REQUIRED WORK.
When you copy the entries, match them exactly and omit the pictures.
*** Opening of INPUT MATERIAL ***
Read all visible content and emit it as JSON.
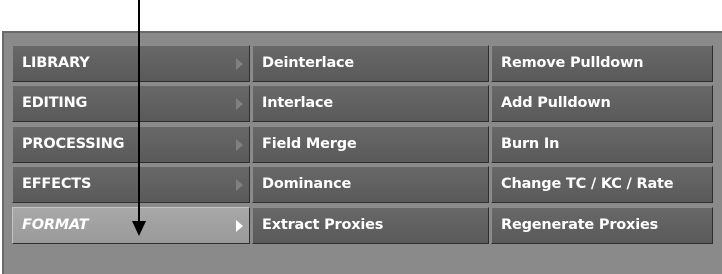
{
  "menu": {
    "categories": [
      {
        "label": "LIBRARY",
        "selected": false
      },
      {
        "label": "EDITING",
        "selected": false
      },
      {
        "label": "PROCESSING",
        "selected": false
      },
      {
        "label": "EFFECTS",
        "selected": false
      },
      {
        "label": "FORMAT",
        "selected": true
      }
    ],
    "submenu_left": [
      "Deinterlace",
      "Interlace",
      "Field Merge",
      "Dominance",
      "Extract Proxies"
    ],
    "submenu_right": [
      "Remove Pulldown",
      "Add Pulldown",
      "Burn In",
      "Change TC / KC / Rate",
      "Regenerate Proxies"
    ]
  },
  "colors": {
    "panel": "#8a8a8a",
    "button": "#606060",
    "button_selected": "#a0a0a0",
    "text": "#ffffff"
  },
  "icons": {
    "submenu_indicator": "triangle-right-icon",
    "callout": "arrow-down-icon"
  }
}
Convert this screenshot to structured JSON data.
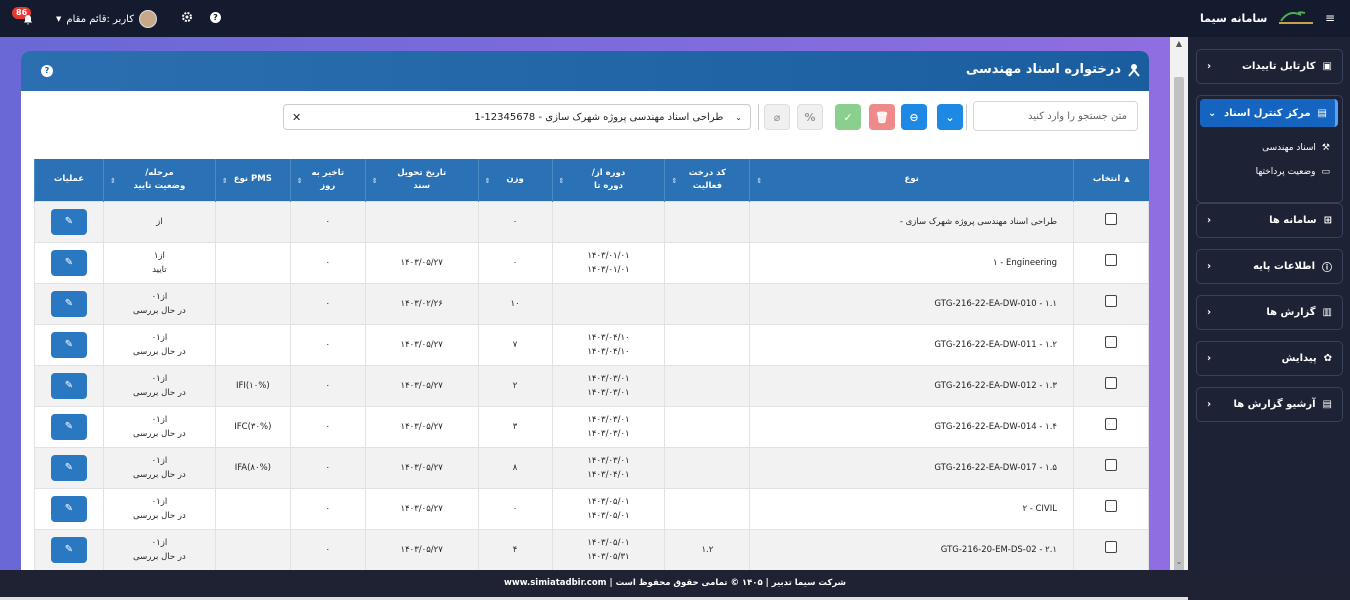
{
  "topbar": {
    "app_name": "سامانه سیما",
    "notif_count": "86",
    "user_label": "کاربر :قائم مقام"
  },
  "card": {
    "title": "درختواره اسناد مهندسی"
  },
  "toolbar": {
    "search_placeholder": "متن جستجو را وارد کنید",
    "project_value": "1-12345678 - طراحی اسناد مهندسی پروژه شهرک سازی"
  },
  "table": {
    "headers": [
      "انتخاب",
      "نوع",
      "کد درخت فعالیت",
      "دوره از/ دوره تا",
      "وزن",
      "تاریخ تحویل سند",
      "تاخیر به روز",
      "نوع PMS",
      "مرحله/ وضعیت تایید",
      "عملیات"
    ],
    "rows": [
      {
        "type": "- طراحی اسناد مهندسی پروژه شهرک سازی",
        "code": "",
        "period": "",
        "weight": "۰",
        "date": "",
        "delay": "۰",
        "pms": "",
        "status": "از"
      },
      {
        "type": "۱ - Engineering",
        "code": "",
        "period": "۱۴۰۳/۰۱/۰۱\n۱۴۰۳/۰۱/۰۱",
        "weight": "۰",
        "date": "۱۴۰۳/۰۵/۲۷",
        "delay": "۰",
        "pms": "",
        "status": "از۱\nتایید"
      },
      {
        "type": "GTG-216-22-EA-DW-010 - ۱.۱",
        "code": "",
        "period": "",
        "weight": "۱۰",
        "date": "۱۴۰۳/۰۲/۲۶",
        "delay": "۰",
        "pms": "",
        "status": "۰از۱\nدر حال بررسی"
      },
      {
        "type": "GTG-216-22-EA-DW-011 - ۱.۲",
        "code": "",
        "period": "۱۴۰۳/۰۴/۱۰\n۱۴۰۳/۰۴/۱۰",
        "weight": "۷",
        "date": "۱۴۰۳/۰۵/۲۷",
        "delay": "۰",
        "pms": "",
        "status": "۰از۱\nدر حال بررسی"
      },
      {
        "type": "GTG-216-22-EA-DW-012 - ۱.۳",
        "code": "",
        "period": "۱۴۰۳/۰۳/۰۱\n۱۴۰۳/۰۳/۰۱",
        "weight": "۲",
        "date": "۱۴۰۳/۰۵/۲۷",
        "delay": "۰",
        "pms": "IFI(۱۰%)",
        "status": "۰از۱\nدر حال بررسی"
      },
      {
        "type": "GTG-216-22-EA-DW-014 - ۱.۴",
        "code": "",
        "period": "۱۴۰۳/۰۳/۰۱\n۱۴۰۳/۰۳/۰۱",
        "weight": "۳",
        "date": "۱۴۰۳/۰۵/۲۷",
        "delay": "۰",
        "pms": "IFC(۳۰%)",
        "status": "۰از۱\nدر حال بررسی"
      },
      {
        "type": "GTG-216-22-EA-DW-017 - ۱.۵",
        "code": "",
        "period": "۱۴۰۳/۰۳/۰۱\n۱۴۰۳/۰۴/۰۱",
        "weight": "۸",
        "date": "۱۴۰۳/۰۵/۲۷",
        "delay": "۰",
        "pms": "IFA(۸۰%)",
        "status": "۰از۱\nدر حال بررسی"
      },
      {
        "type": "۲ - CIVIL",
        "code": "",
        "period": "۱۴۰۳/۰۵/۰۱\n۱۴۰۳/۰۵/۰۱",
        "weight": "۰",
        "date": "۱۴۰۳/۰۵/۲۷",
        "delay": "۰",
        "pms": "",
        "status": "۰از۱\nدر حال بررسی"
      },
      {
        "type": "GTG-216-20-EM-DS-02 - ۲.۱",
        "code": "۱.۲",
        "period": "۱۴۰۳/۰۵/۰۱\n۱۴۰۳/۰۵/۳۱",
        "weight": "۴",
        "date": "۱۴۰۳/۰۵/۲۷",
        "delay": "۰",
        "pms": "",
        "status": "۰از۱\nدر حال بررسی"
      }
    ]
  },
  "sidebar": {
    "items": [
      {
        "label": "کارتابل تاییدات",
        "icon": "clipboard-check-icon"
      },
      {
        "label": "مرکز کنترل اسناد",
        "icon": "archive-icon"
      },
      {
        "label": "سامانه ها",
        "icon": "grid-icon"
      },
      {
        "label": "اطلاعات پایه",
        "icon": "info-icon"
      },
      {
        "label": "گزارش ها",
        "icon": "chart-icon"
      },
      {
        "label": "پیدایش",
        "icon": "sprout-icon"
      },
      {
        "label": "آرشیو گزارش ها",
        "icon": "archive-icon"
      }
    ],
    "subitems": [
      {
        "label": "اسناد مهندسی",
        "icon": "engineering-icon"
      },
      {
        "label": "وضعیت پرداختها",
        "icon": "payment-icon"
      }
    ]
  },
  "footer": {
    "text": "www.simiatadbir.com | شرکت سیما تدبیر | ۱۴۰۵ © تمامی حقوق محفوظ است"
  },
  "colors": {
    "primary": "#2a72b5",
    "teal": "#1565c0",
    "green": "#66bb6a",
    "red": "#ef8a8a",
    "blue": "#1e88e5"
  }
}
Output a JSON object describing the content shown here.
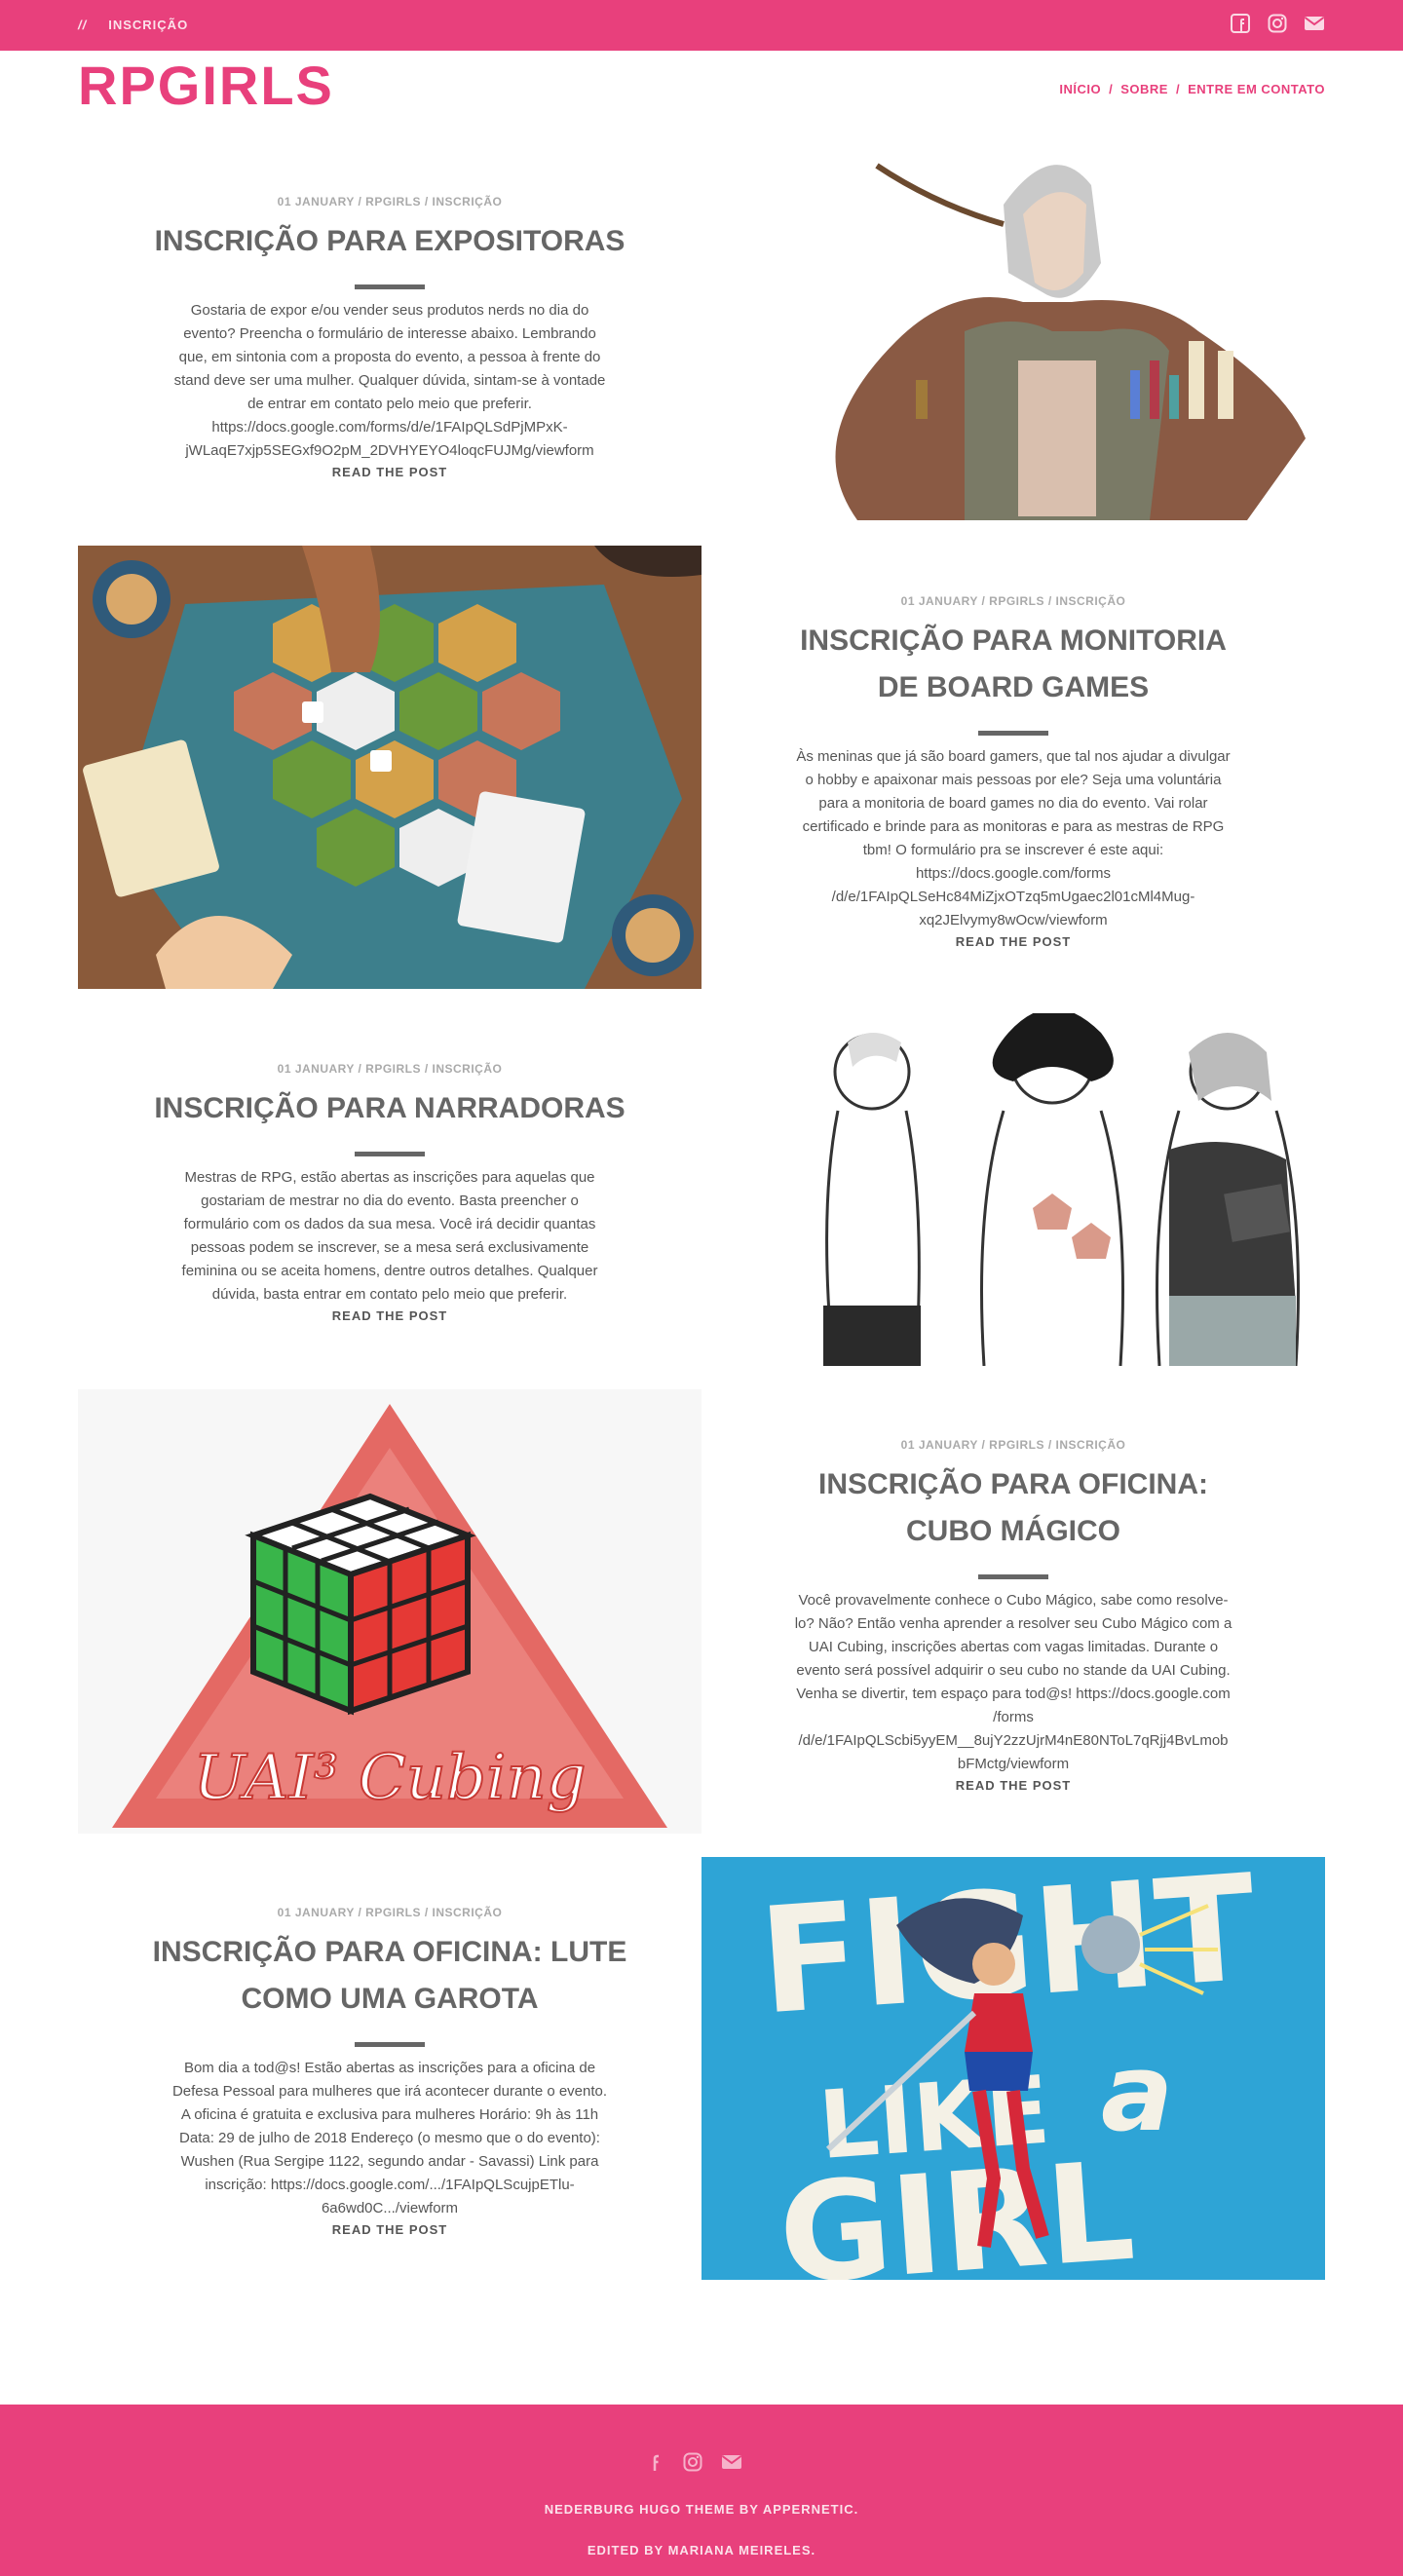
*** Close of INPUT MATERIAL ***
SOLUTION FOR THIS TASK.
Read all visible content and emit it as JSON.
{
  "menu": {
    "categories": [
      {
        "label": "LIBRARY",
        "selected": false
      },
      {
        "label": "EDITING",
        "selected": false
      },
      {
        "label": "PROCESSING",
        "selected": false
      },
      {
        "label": "EFFECTS",
        "selected": false
      },
      {
        "label": "FORMAT",
        "selected": true
      }
    ],
    "submenu_left": [
      "Deinterlace",
      "Interlace",
      "Field Merge",
      "Dominance",
      "Extract Proxies"
    ],
    "submenu_right": [
      "Remove Pulldown",
      "Add Pulldown",
      "Burn In",
      "Change TC / KC / Rate",
      "Regenerate Proxies"
    ]
  },
  "colors": {
    "panel": "#8a8a8a",
    "button": "#606060",
    "button_selected": "#a0a0a0",
    "text": "#ffffff"
  },
  "icons": {
    "submenu_indicator": "triangle-right-icon",
    "callout": "arrow-down-icon"
  }
}
Convert this screenshot to structured JSON data.
{
  "topbar": {
    "app_name": "سامانه سیما",
    "notif_count": "86",
    "user_label": "کاربر :قائم مقام"
  },
  "card": {
    "title": "درختواره اسناد مهندسی"
  },
  "toolbar": {
    "search_placeholder": "متن جستجو را وارد کنید",
    "project_value": "1-12345678 - طراحی اسناد مهندسی پروژه شهرک سازی"
  },
  "table": {
    "headers": [
      "انتخاب",
      "نوع",
      "کد درخت فعالیت",
      "دوره از/ دوره تا",
      "وزن",
      "تاریخ تحویل سند",
      "تاخیر به روز",
      "نوع PMS",
      "مرحله/ وضعیت تایید",
      "عملیات"
    ],
    "rows": [
      {
        "type": "- طراحی اسناد مهندسی پروژه شهرک سازی",
        "code": "",
        "period": "",
        "weight": "۰",
        "date": "",
        "delay": "۰",
        "pms": "",
        "status": "از"
      },
      {
        "type": "۱ - Engineering",
        "code": "",
        "period": "۱۴۰۳/۰۱/۰۱\n۱۴۰۳/۰۱/۰۱",
        "weight": "۰",
        "date": "۱۴۰۳/۰۵/۲۷",
        "delay": "۰",
        "pms": "",
        "status": "از۱\nتایید"
      },
      {
        "type": "GTG-216-22-EA-DW-010 - ۱.۱",
        "code": "",
        "period": "",
        "weight": "۱۰",
        "date": "۱۴۰۳/۰۲/۲۶",
        "delay": "۰",
        "pms": "",
        "status": "۰از۱\nدر حال بررسی"
      },
      {
        "type": "GTG-216-22-EA-DW-011 - ۱.۲",
        "code": "",
        "period": "۱۴۰۳/۰۴/۱۰\n۱۴۰۳/۰۴/۱۰",
        "weight": "۷",
        "date": "۱۴۰۳/۰۵/۲۷",
        "delay": "۰",
        "pms": "",
        "status": "۰از۱\nدر حال بررسی"
      },
      {
        "type": "GTG-216-22-EA-DW-012 - ۱.۳",
        "code": "",
        "period": "۱۴۰۳/۰۳/۰۱\n۱۴۰۳/۰۳/۰۱",
        "weight": "۲",
        "date": "۱۴۰۳/۰۵/۲۷",
        "delay": "۰",
        "pms": "IFI(۱۰%)",
        "status": "۰از۱\nدر حال بررسی"
      },
      {
        "type": "GTG-216-22-EA-DW-014 - ۱.۴",
        "code": "",
        "period": "۱۴۰۳/۰۳/۰۱\n۱۴۰۳/۰۳/۰۱",
        "weight": "۳",
        "date": "۱۴۰۳/۰۵/۲۷",
        "delay": "۰",
        "pms": "IFC(۳۰%)",
        "status": "۰از۱\nدر حال بررسی"
      },
      {
        "type": "GTG-216-22-EA-DW-017 - ۱.۵",
        "code": "",
        "period": "۱۴۰۳/۰۳/۰۱\n۱۴۰۳/۰۴/۰۱",
        "weight": "۸",
        "date": "۱۴۰۳/۰۵/۲۷",
        "delay": "۰",
        "pms": "IFA(۸۰%)",
        "status": "۰از۱\nدر حال بررسی"
      },
      {
        "type": "۲ - CIVIL",
        "code": "",
        "period": "۱۴۰۳/۰۵/۰۱\n۱۴۰۳/۰۵/۰۱",
        "weight": "۰",
        "date": "۱۴۰۳/۰۵/۲۷",
        "delay": "۰",
        "pms": "",
        "status": "۰از۱\nدر حال بررسی"
      },
      {
        "type": "GTG-216-20-EM-DS-02 - ۲.۱",
        "code": "۱.۲",
        "period": "۱۴۰۳/۰۵/۰۱\n۱۴۰۳/۰۵/۳۱",
        "weight": "۴",
        "date": "۱۴۰۳/۰۵/۲۷",
        "delay": "۰",
        "pms": "",
        "status": "۰از۱\nدر حال بررسی"
      }
    ]
  },
  "sidebar": {
    "items": [
      {
        "label": "کارتابل تاییدات",
        "icon": "clipboard-check-icon"
      },
      {
        "label": "مرکز کنترل اسناد",
        "icon": "archive-icon"
      },
      {
        "label": "سامانه ها",
        "icon": "grid-icon"
      },
      {
        "label": "اطلاعات پایه",
        "icon": "info-icon"
      },
      {
        "label": "گزارش ها",
        "icon": "chart-icon"
      },
      {
        "label": "پیدایش",
        "icon": "sprout-icon"
      },
      {
        "label": "آرشیو گزارش ها",
        "icon": "archive-icon"
      }
    ],
    "subitems": [
      {
        "label": "اسناد مهندسی",
        "icon": "engineering-icon"
      },
      {
        "label": "وضعیت پرداختها",
        "icon": "payment-icon"
      }
    ]
  },
  "footer": {
    "text": "www.simiatadbir.com | شرکت سیما تدبیر | ۱۴۰۵ © تمامی حقوق محفوظ است"
  },
  "colors": {
    "primary": "#2a72b5",
    "teal": "#1565c0",
    "green": "#66bb6a",
    "red": "#ef8a8a",
    "blue": "#1e88e5"
  }
}
Output a JSON object describing the content shown here.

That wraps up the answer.